GENEVA (Reuters) - Eritrea is running a forced labor program that is spawning human rights violations and fuelling a refugee exodus, according to a report that will be debated next month at the U.N. Human Rights Council.
Sheila B. Keetharuth, an independent investigator who is the U.N. “special rapporteur” on human rights in Eritrea, wrote that torture, sexual violence and extra-judicial killings “continue unabated” in the Horn of Africa country.
Her report said that fear and experience of national service - an indefinite conscription that amounts to forced labor - were prompting many people to flee the country.
“The military police carries out routine conscription round-ups, known as ‘giffas’, in homes, workplaces, the street or other public places, with the aim of rounding up persons considered fit to serve, draft evaders and those who escaped from national service; including minors,” the report said.

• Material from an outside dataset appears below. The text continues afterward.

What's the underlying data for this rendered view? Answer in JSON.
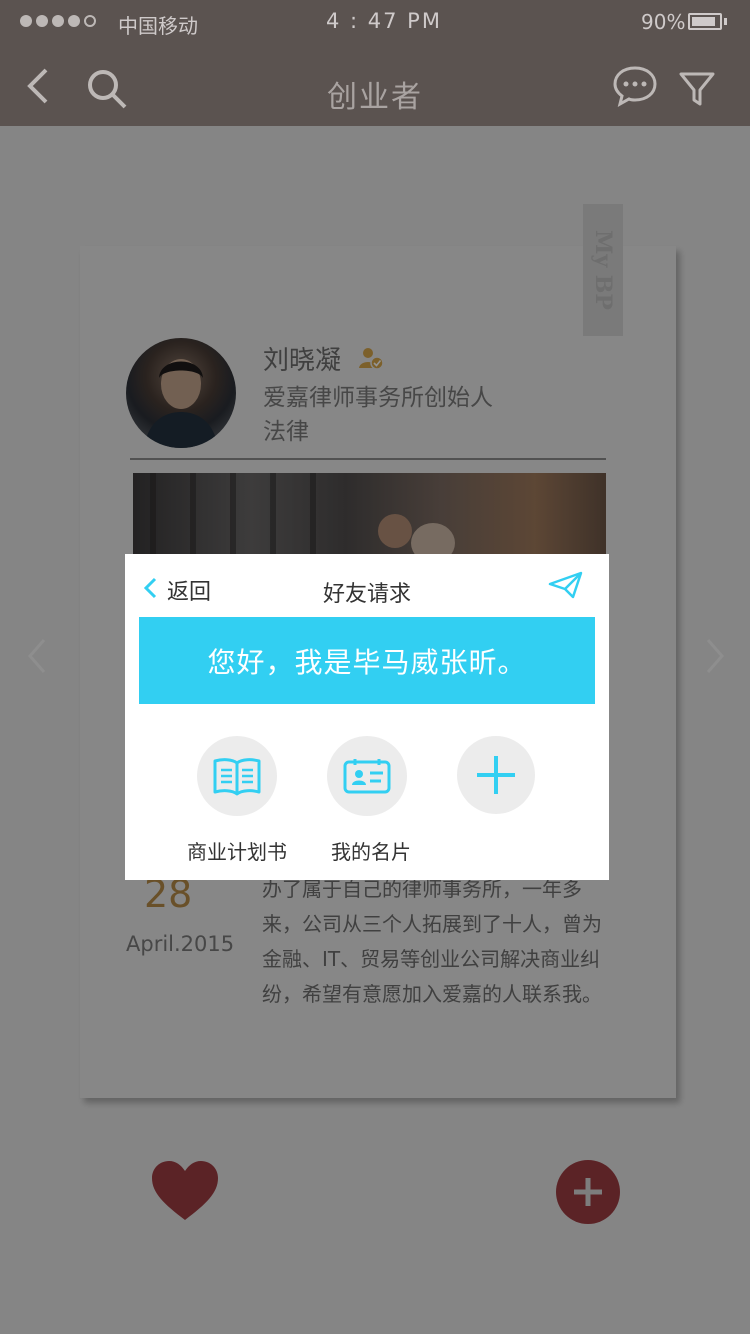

“Opposing such a round-up can lead to on-the-spot execution, as deadly force is permitted against those resisting or attempting to flee,” it added. The Human Rights Council will debate the findings in Geneva on June 16.
The U.N. refugee agency UNHCR estimates that 2,000 people of Eritrea’s 6 million population are fleeing every month, the report said, and their relatives are forced to pay fines of 50,000 nafka (about $3,350) for each family member who has left.
Most Eritreans cannot afford such a sum, so a family member may be detained until the money is paid, or business licenses or property may be confiscated, the report said.
Eritreans are the most numerous among those attempting the risky crossing from North Africa to Europe by boat, a trip that has killed hundreds so far this year.
The government began its program of national service in 1995 but it has turned into an indefinite conscription, the report said. Many people are put to work in reforestation, soil and water conservation and reconstruction.
Eritrea dismisses charges of rights abuses and says it has indefinite military service due to a festering border dispute with Ethiopia.
Keetharuth’s report said draft evaders and deserters “face heavy punishment, including lengthy periods of detention, torture and other forms of inhumane treatment.” Many women who are drafted are raped by army commanders, or punished for resisting.
Keetharuth asked to visit Eritrea for her investigation, but was refused entry. She collected evidence from Eritrean refugees in four countries and plans to visit three more.
Reporting by Tom Miles, editing by Alister Doyle